More than 80% of companies in the S&P 500 reporting third-quarter results have topped Wall Street estimates. That has laid the groundwork for a rally in stocks since the earnings season began. Meanwhile, data showed supply-chain challenges weighed on manufacturers in October. Fed officials meet this week as investors fret the economy is facing the most-widespread supply crunch since the oil crisis of 1973.
A woman has taken to Twitter to share an alternative method to try and help improve her stomach issues – in the form of “23 pills” made of someone else’s poop.
With help from an evolutionary psychologist and Associate Research Professor at the University of New Mexico, Diana Fleischman, Aella (@Aella_girl) shared her experience with 88,000 Twitter followers.
Her goal is to relieve her persistent stomach issues, which she suspects to be microbiome, in addition to “really bad IBS.” She explained how a donor “was also kind enough to poop into a blender” and allowed her to use it as part of a “DIY fecal transplant.”
The feces are then encased into an ingestible pill for the client to take. “The idea behind the transplant is that the healthy donor feces can restore “good” bacteria levels in the gut,” according to Live Science.
While Aella stated that there are currently “no negative side effects” from taking the pills, she guesses that the potential benefits could take around “48 hours to 3 months” to take effect.

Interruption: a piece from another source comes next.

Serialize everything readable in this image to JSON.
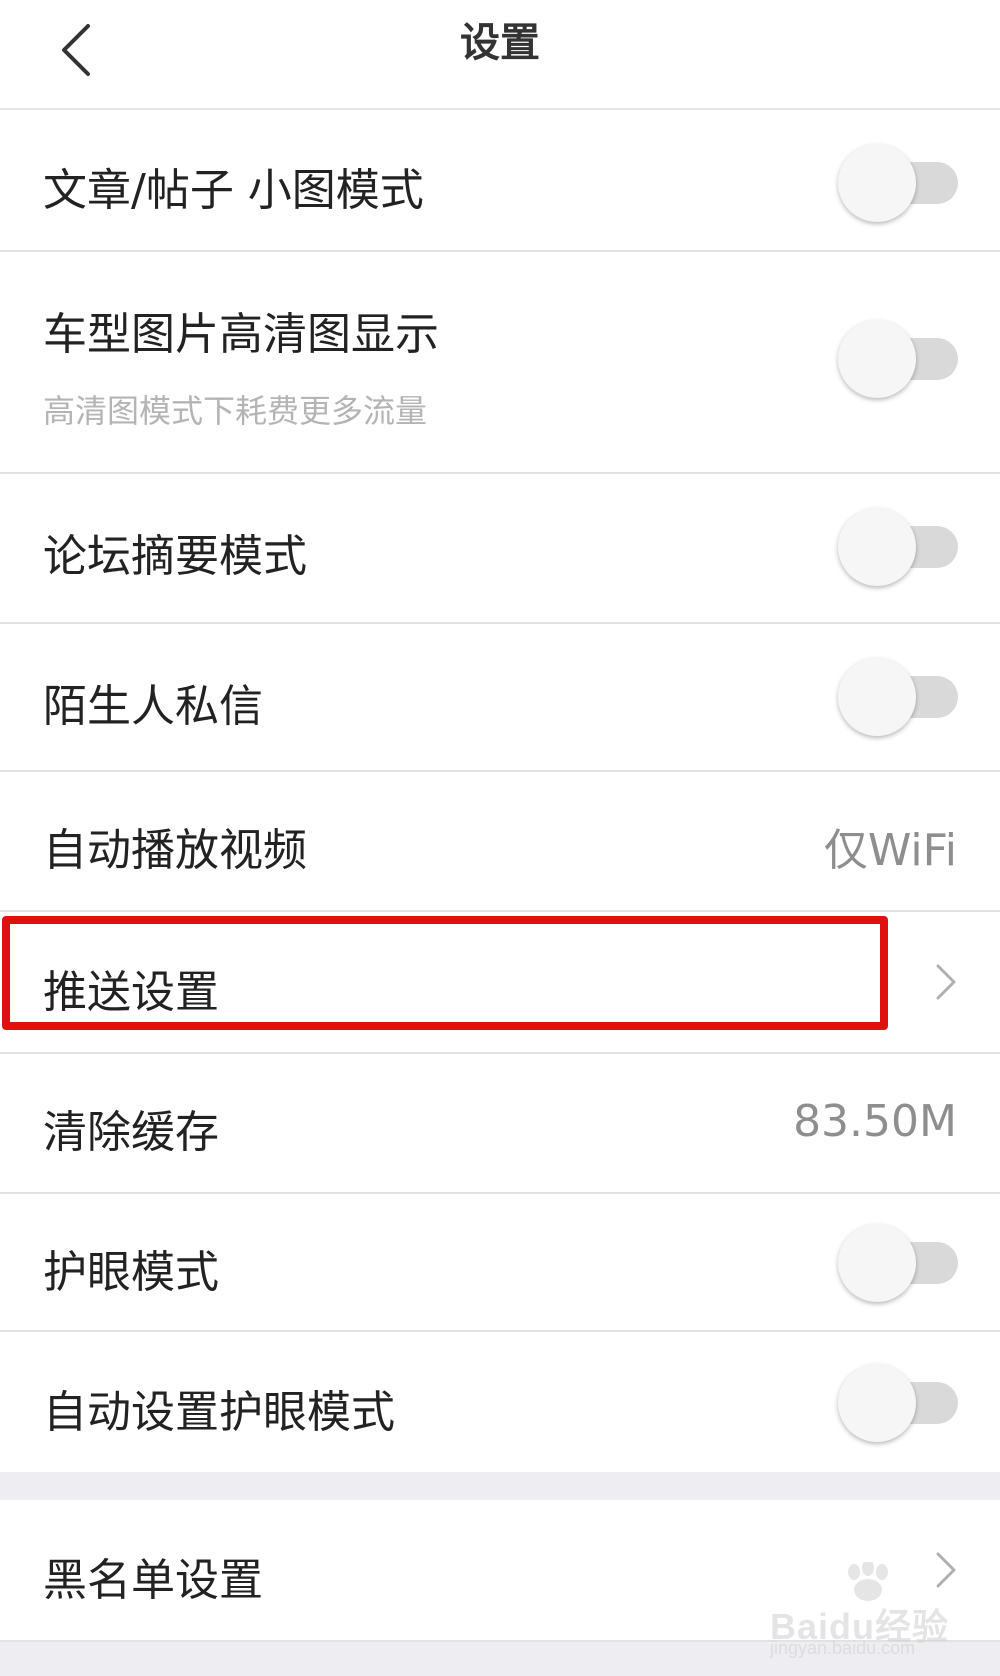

In a grossly explicit reference to how easy a DIY fecal transplant can be, Michael Silverman, MD, chair of the infectious diseases division at the Schulich School of Medicine at Western University in Toronto, told WebMD: “If you’ve ever made a milkshake, you can do it.” While there is not yet FDA approval for fecal transplants, the FDA will allow FMT to be used in recurrent cases of C Diff that are unresponsive to regular therapies (antibiotics). Fecal Microbiota Transplantation (FMT) will require more research to become a widely-available treatment.